> **DATA LISTING**

★ ★ ★ ★ ★ ★ ★

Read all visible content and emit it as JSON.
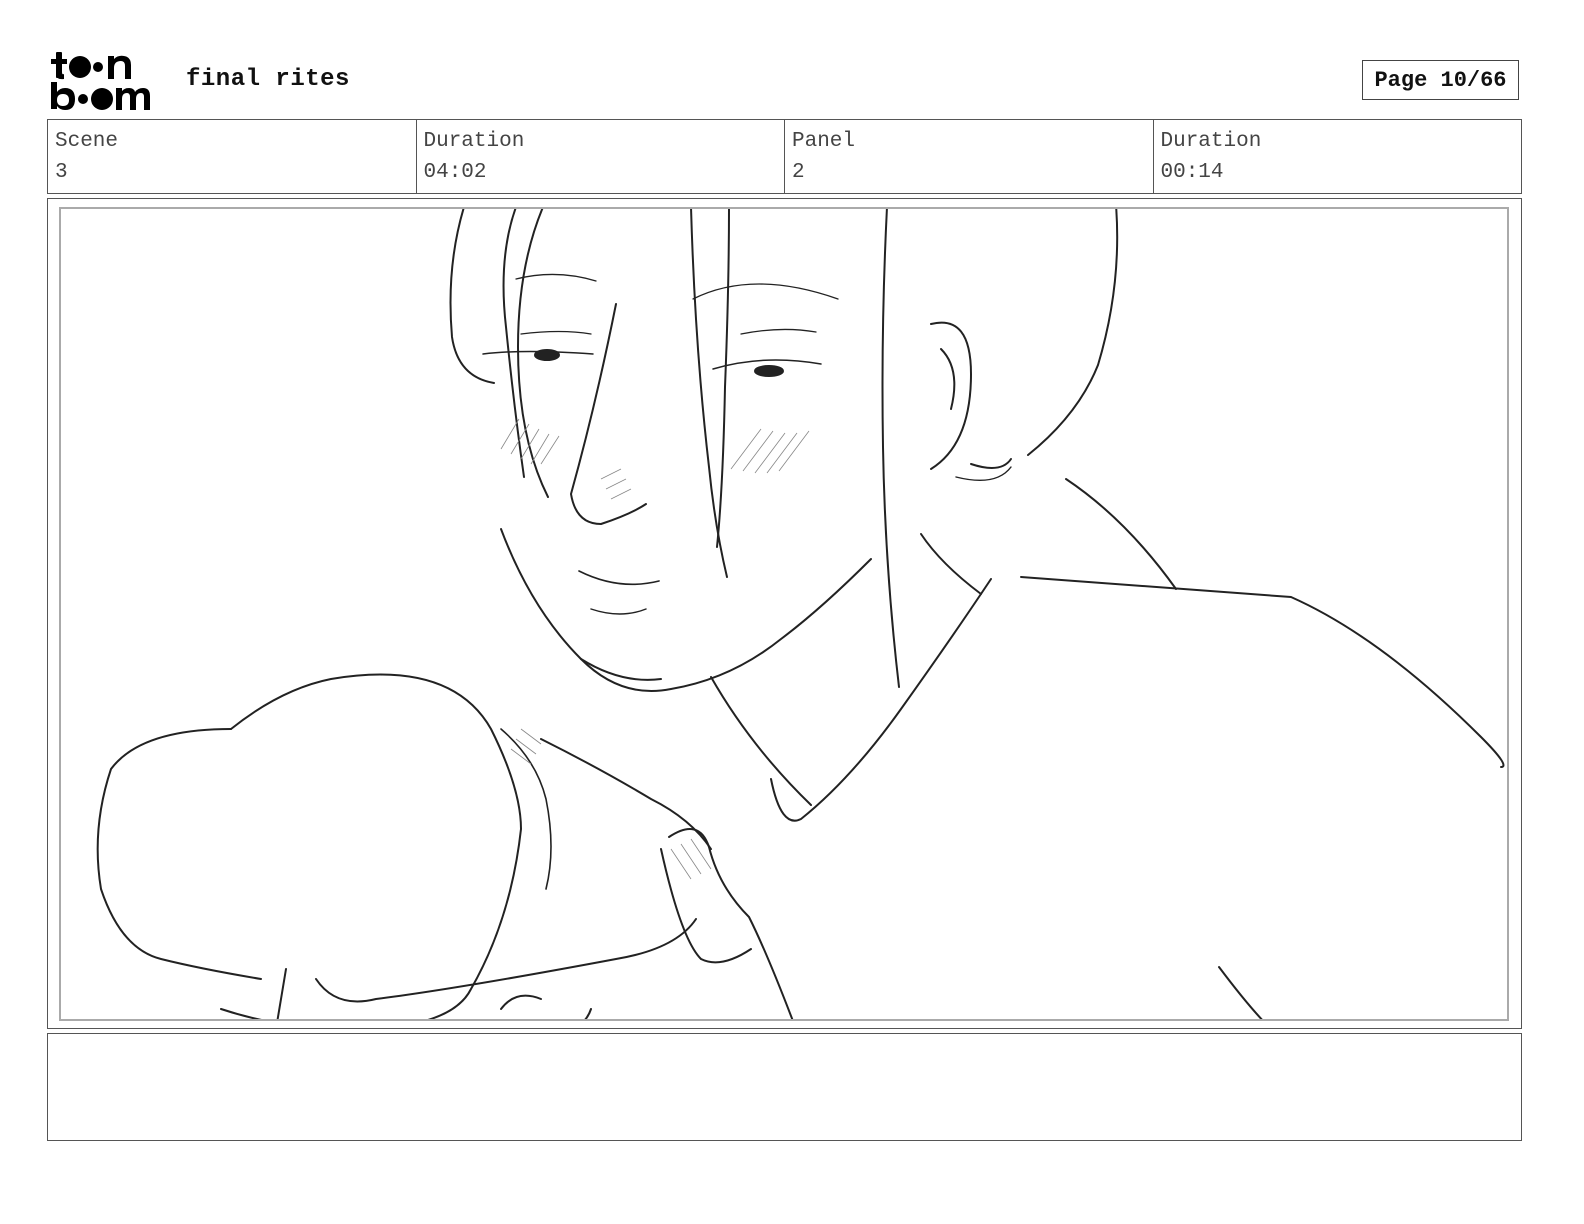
{
  "header": {
    "logo_text_line1": "toon",
    "logo_text_line2": "boom",
    "project_title": "final rites",
    "page_indicator": "Page 10/66"
  },
  "info": [
    {
      "label": "Scene",
      "value": "3"
    },
    {
      "label": "Duration",
      "value": "04:02"
    },
    {
      "label": "Panel",
      "value": "2"
    },
    {
      "label": "Duration",
      "value": "00:14"
    }
  ],
  "panel": {
    "description": ""
  },
  "notes": {
    "text": ""
  }
}
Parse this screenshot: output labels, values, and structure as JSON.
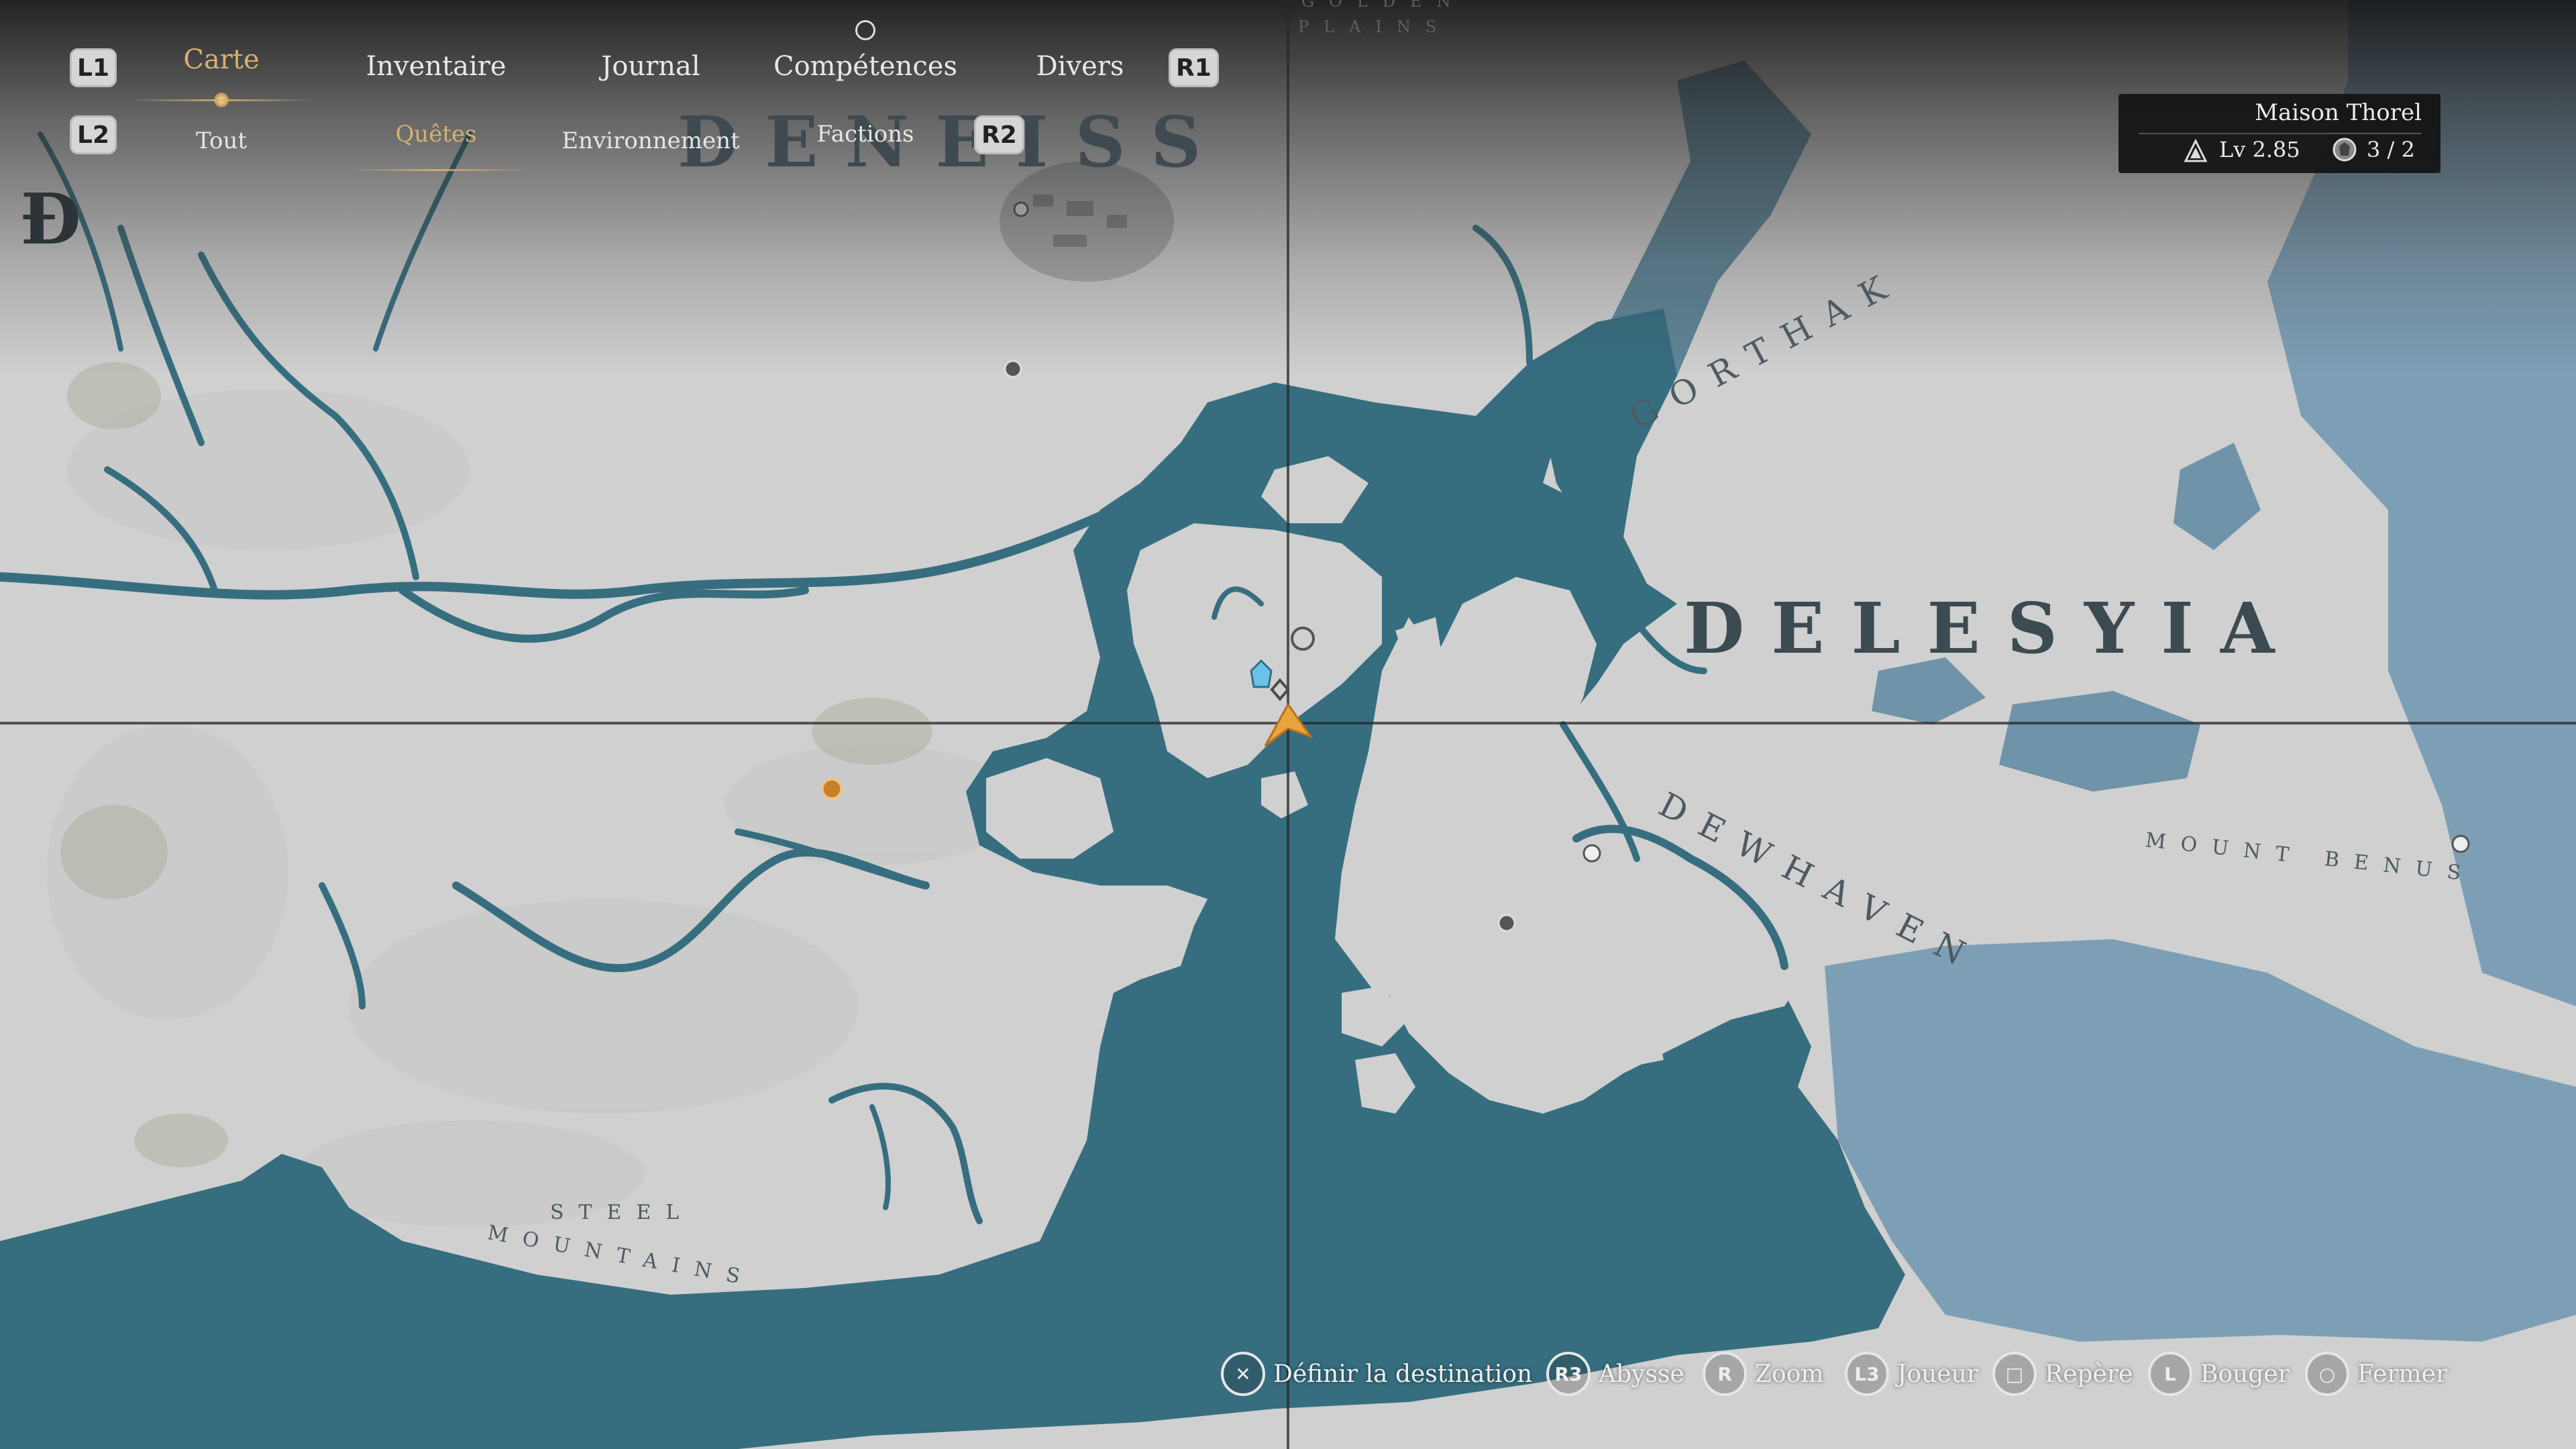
{
  "nav": {
    "l1": "L1",
    "r1": "R1",
    "l2": "L2",
    "r2": "R2",
    "tabs": [
      {
        "label": "Carte",
        "active": true
      },
      {
        "label": "Inventaire",
        "active": false
      },
      {
        "label": "Journal",
        "active": false
      },
      {
        "label": "Compétences",
        "active": false
      },
      {
        "label": "Divers",
        "active": false
      }
    ],
    "subtabs": [
      {
        "label": "Tout",
        "active": false
      },
      {
        "label": "Quêtes",
        "active": true
      },
      {
        "label": "Environnement",
        "active": false
      },
      {
        "label": "Factions",
        "active": false
      }
    ]
  },
  "player": {
    "name": "Maison Thorel",
    "level": "Lv 2.85",
    "count": "3 / 2"
  },
  "map_labels": {
    "deneiss": "DENEISS",
    "delesyia": "DELESYIA",
    "gorthak": "GORTHAK",
    "dewhaven": "DEWHAVEN",
    "steel_mountains_1": "STEEL",
    "steel_mountains_2": "MOUNTAINS",
    "mount_benus": "MOUNT BENUS",
    "golden_plains_1": "GOLDEN",
    "golden_plains_2": "PLAINS",
    "d_fragment": "Đ"
  },
  "prompts": [
    {
      "glyph": "✕",
      "label": "Définir la destination"
    },
    {
      "glyph": "R3",
      "label": "Abysse"
    },
    {
      "glyph": "R",
      "label": "Zoom"
    },
    {
      "glyph": "L3",
      "label": "Joueur"
    },
    {
      "glyph": "□",
      "label": "Repère"
    },
    {
      "glyph": "L",
      "label": "Bouger"
    },
    {
      "glyph": "○",
      "label": "Fermer"
    }
  ],
  "colors": {
    "land": "#cfd0cf",
    "sea": "#366e80",
    "far_sea": "#7d9fb6",
    "accent": "#d9b070",
    "player_marker": "#e9a53a",
    "quest_marker": "#6cc2e6"
  },
  "icons": {
    "level": "rank-icon",
    "count": "crest-icon",
    "player": "player-arrow-icon",
    "quest": "quest-marker-icon"
  }
}
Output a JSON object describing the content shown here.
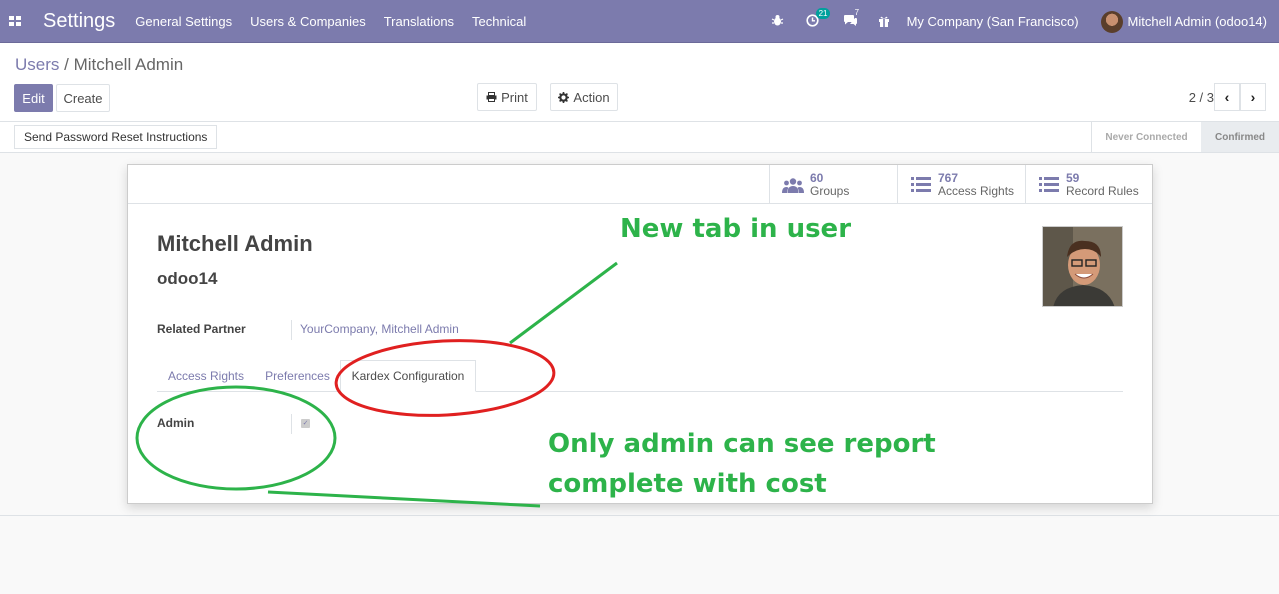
{
  "navbar": {
    "app_title": "Settings",
    "menu": [
      "General Settings",
      "Users & Companies",
      "Translations",
      "Technical"
    ],
    "activity_count": "21",
    "messages_count": "7",
    "company": "My Company (San Francisco)",
    "user": "Mitchell Admin (odoo14)"
  },
  "breadcrumb": {
    "parent": "Users",
    "separator": "/",
    "current": "Mitchell Admin"
  },
  "buttons": {
    "edit": "Edit",
    "create": "Create",
    "print": "Print",
    "action": "Action"
  },
  "pager": {
    "value": "2 / 3"
  },
  "statusbar": {
    "reset": "Send Password Reset Instructions",
    "stages": [
      "Never Connected",
      "Confirmed"
    ],
    "active_stage": "Confirmed"
  },
  "stats": [
    {
      "count": "60",
      "label": "Groups",
      "icon": "users-icon"
    },
    {
      "count": "767",
      "label": "Access Rights",
      "icon": "list-icon"
    },
    {
      "count": "59",
      "label": "Record Rules",
      "icon": "list-icon"
    }
  ],
  "record": {
    "name": "Mitchell Admin",
    "login": "odoo14",
    "related_partner_label": "Related Partner",
    "related_partner_value": "YourCompany, Mitchell Admin",
    "admin_label": "Admin",
    "admin_checked": true
  },
  "tabs": [
    "Access Rights",
    "Preferences",
    "Kardex Configuration"
  ],
  "active_tab": "Kardex Configuration",
  "annotations": {
    "top": "New tab in user",
    "bottom_line1": "Only admin can see report",
    "bottom_line2": "complete with cost"
  },
  "colors": {
    "brand": "#7c7bad",
    "annotation_green": "#2db34a",
    "annotation_red": "#e02020"
  }
}
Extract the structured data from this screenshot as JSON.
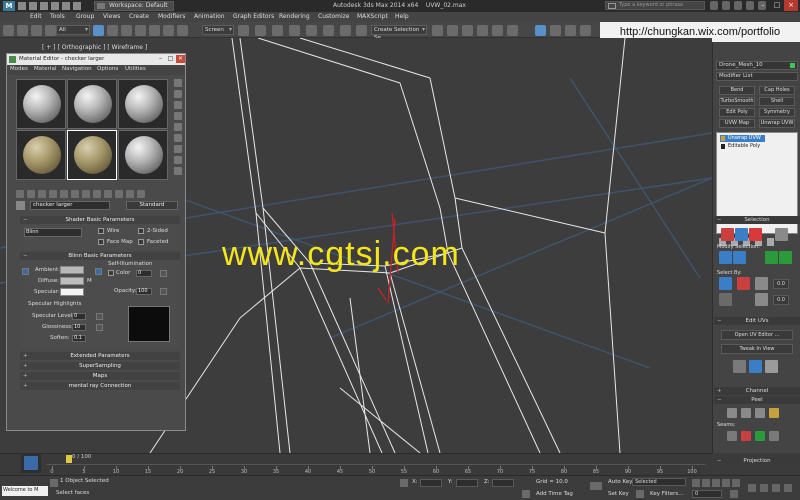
{
  "titlebar": {
    "workspace": "Workspace: Default",
    "app_title": "Autodesk 3ds Max  2014 x64",
    "file_name": "UVW_02.max",
    "search_placeholder": "Type a keyword or phrase"
  },
  "menu": [
    "Edit",
    "Tools",
    "Group",
    "Views",
    "Create",
    "Modifiers",
    "Animation",
    "Graph Editors",
    "Rendering",
    "Customize",
    "MAXScript",
    "Help"
  ],
  "toolbar": {
    "selection_filter": "All",
    "ref_coord": "Screen",
    "named_selection": "Create Selection Se"
  },
  "url_banner": "http://chungkan.wix.com/portfolio",
  "viewport": {
    "label_plus": "[ + ]",
    "label_view": "[ Orthographic ]",
    "label_shading": "[ Wireframe ]",
    "watermark": "www.cgtsj.com"
  },
  "material_editor": {
    "title": "Material Editor - checker larger",
    "menus": [
      "Modes",
      "Material",
      "Navigation",
      "Options",
      "Utilities"
    ],
    "material_name": "checker larger",
    "material_type": "Standard",
    "shader_rollout": "Shader Basic Parameters",
    "shader": "Blinn",
    "shader_options": [
      "Wire",
      "2-Sided",
      "Face Map",
      "Faceted"
    ],
    "blinn_rollout": "Blinn Basic Parameters",
    "self_illum_label": "Self-Illumination",
    "color_label": "Color",
    "color_value": "0",
    "ambient_label": "Ambient:",
    "diffuse_label": "Diffuse:",
    "specular_label": "Specular:",
    "lock_label": "M",
    "opacity_label": "Opacity:",
    "opacity_value": "100",
    "spec_highlights_label": "Specular Highlights",
    "spec_level_label": "Specular Level:",
    "spec_level_value": "0",
    "glossiness_label": "Glossiness:",
    "glossiness_value": "10",
    "soften_label": "Soften:",
    "soften_value": "0.1",
    "collapsed_rollouts": [
      "Extended Parameters",
      "SuperSampling",
      "Maps",
      "mental ray Connection"
    ]
  },
  "command_panel": {
    "object_name": "Drone_Mesh_10",
    "modifier_list": "Modifier List",
    "modifier_buttons": [
      "Bend",
      "Cap Holes",
      "TurboSmooth",
      "Shell",
      "Edit Poly",
      "Symmetry",
      "UVW Map",
      "Unwrap UVW"
    ],
    "stack": [
      "Unwrap UVW",
      "Editable Poly"
    ],
    "selection_rollout": "Selection",
    "modify_selection": "Modify Selection:",
    "select_by": "Select By:",
    "spinner_value": "0.0",
    "spinner2_value": "0.0",
    "edit_uvs_rollout": "Edit UVs",
    "open_uv_editor": "Open UV Editor ...",
    "tweak_in_view": "Tweak In View",
    "channel_rollout": "Channel",
    "peel_rollout": "Peel",
    "seams_label": "Seams:",
    "projection_rollout": "Projection"
  },
  "timeline": {
    "slider_label": "0 / 100",
    "ticks": [
      "0",
      "5",
      "10",
      "15",
      "20",
      "25",
      "30",
      "35",
      "40",
      "45",
      "50",
      "55",
      "60",
      "65",
      "70",
      "75",
      "80",
      "85",
      "90",
      "95",
      "100"
    ]
  },
  "status": {
    "maxscript": "Welcome to M",
    "selected": "1 Object Selected",
    "prompt": "Select faces",
    "x_label": "X:",
    "y_label": "Y:",
    "z_label": "Z:",
    "grid": "Grid = 10.0",
    "add_time_tag": "Add Time Tag",
    "auto_key": "Auto Key",
    "set_key": "Set Key",
    "key_mode": "Selected",
    "key_filters": "Key Filters...",
    "frame": "0"
  }
}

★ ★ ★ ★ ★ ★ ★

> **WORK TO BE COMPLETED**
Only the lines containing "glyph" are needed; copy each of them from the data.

> **EXERCISE RESPONSE**
      "glyph": "✕",
      "glyph": "R3",
      "glyph": "R",
      "glyph": "L3",
      "glyph": "□",
      "glyph": "L",
      "glyph": "○",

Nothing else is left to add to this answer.